— TASK ITEM —
Would you find each line in the entries below with the string "Creation" and copy it?

-- Opening Marker --

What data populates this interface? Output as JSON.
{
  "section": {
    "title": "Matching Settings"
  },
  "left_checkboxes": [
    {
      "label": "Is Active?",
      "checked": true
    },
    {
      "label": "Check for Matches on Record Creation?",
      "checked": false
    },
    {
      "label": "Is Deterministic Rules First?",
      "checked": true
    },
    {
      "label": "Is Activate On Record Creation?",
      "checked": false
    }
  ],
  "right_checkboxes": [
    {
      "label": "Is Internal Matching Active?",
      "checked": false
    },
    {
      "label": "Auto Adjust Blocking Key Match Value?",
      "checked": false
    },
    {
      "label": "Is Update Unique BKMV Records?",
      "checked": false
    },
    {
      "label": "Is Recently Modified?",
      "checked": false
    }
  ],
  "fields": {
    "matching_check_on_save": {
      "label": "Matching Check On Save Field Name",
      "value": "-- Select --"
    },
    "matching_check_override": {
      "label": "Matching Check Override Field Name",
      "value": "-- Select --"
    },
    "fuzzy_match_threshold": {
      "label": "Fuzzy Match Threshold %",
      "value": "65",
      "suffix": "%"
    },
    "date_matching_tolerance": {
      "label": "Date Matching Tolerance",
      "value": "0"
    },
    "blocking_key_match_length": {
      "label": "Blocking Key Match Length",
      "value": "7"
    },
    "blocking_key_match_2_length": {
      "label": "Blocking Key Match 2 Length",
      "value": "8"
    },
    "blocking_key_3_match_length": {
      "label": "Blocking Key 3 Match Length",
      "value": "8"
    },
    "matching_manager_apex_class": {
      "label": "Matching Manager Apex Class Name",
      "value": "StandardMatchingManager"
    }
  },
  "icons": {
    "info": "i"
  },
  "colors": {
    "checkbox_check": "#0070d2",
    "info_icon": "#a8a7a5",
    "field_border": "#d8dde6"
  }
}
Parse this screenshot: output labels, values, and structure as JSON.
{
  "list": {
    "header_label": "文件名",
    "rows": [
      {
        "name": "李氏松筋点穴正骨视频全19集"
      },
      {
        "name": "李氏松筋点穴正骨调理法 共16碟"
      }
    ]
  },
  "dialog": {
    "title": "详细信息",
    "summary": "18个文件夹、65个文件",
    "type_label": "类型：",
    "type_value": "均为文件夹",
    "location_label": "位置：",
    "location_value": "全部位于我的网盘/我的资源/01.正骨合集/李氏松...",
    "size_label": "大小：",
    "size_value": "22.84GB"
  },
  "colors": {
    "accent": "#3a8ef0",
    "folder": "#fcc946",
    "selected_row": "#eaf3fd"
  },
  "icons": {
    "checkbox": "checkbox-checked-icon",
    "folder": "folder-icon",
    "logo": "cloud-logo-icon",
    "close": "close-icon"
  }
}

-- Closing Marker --
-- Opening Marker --

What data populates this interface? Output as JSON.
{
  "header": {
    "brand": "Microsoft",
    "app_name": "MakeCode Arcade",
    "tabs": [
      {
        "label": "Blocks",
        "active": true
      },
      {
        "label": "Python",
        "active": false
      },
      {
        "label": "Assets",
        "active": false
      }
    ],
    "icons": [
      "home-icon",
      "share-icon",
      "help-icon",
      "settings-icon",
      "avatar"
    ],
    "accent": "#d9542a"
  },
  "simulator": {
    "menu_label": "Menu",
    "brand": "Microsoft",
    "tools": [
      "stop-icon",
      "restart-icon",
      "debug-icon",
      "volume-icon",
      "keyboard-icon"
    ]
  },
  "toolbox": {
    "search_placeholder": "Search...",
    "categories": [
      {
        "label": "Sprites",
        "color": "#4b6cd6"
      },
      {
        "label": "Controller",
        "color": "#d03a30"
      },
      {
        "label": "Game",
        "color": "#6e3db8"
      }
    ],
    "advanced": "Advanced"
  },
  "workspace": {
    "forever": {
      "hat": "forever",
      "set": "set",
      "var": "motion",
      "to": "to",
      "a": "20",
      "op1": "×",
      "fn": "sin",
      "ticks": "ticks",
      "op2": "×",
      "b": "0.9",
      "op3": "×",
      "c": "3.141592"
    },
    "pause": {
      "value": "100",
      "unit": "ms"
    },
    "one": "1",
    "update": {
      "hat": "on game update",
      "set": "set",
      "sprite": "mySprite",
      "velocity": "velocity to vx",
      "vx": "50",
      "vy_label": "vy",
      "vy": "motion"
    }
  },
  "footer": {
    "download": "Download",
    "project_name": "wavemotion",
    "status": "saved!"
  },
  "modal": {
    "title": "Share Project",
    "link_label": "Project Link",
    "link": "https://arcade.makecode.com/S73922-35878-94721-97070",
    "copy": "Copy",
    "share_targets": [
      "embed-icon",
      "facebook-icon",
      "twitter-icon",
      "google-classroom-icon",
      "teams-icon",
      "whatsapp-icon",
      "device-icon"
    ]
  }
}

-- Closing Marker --

— RESPONSE —
      "label": "Check for Matches on Record Creation?",
      "label": "Is Activate On Record Creation?",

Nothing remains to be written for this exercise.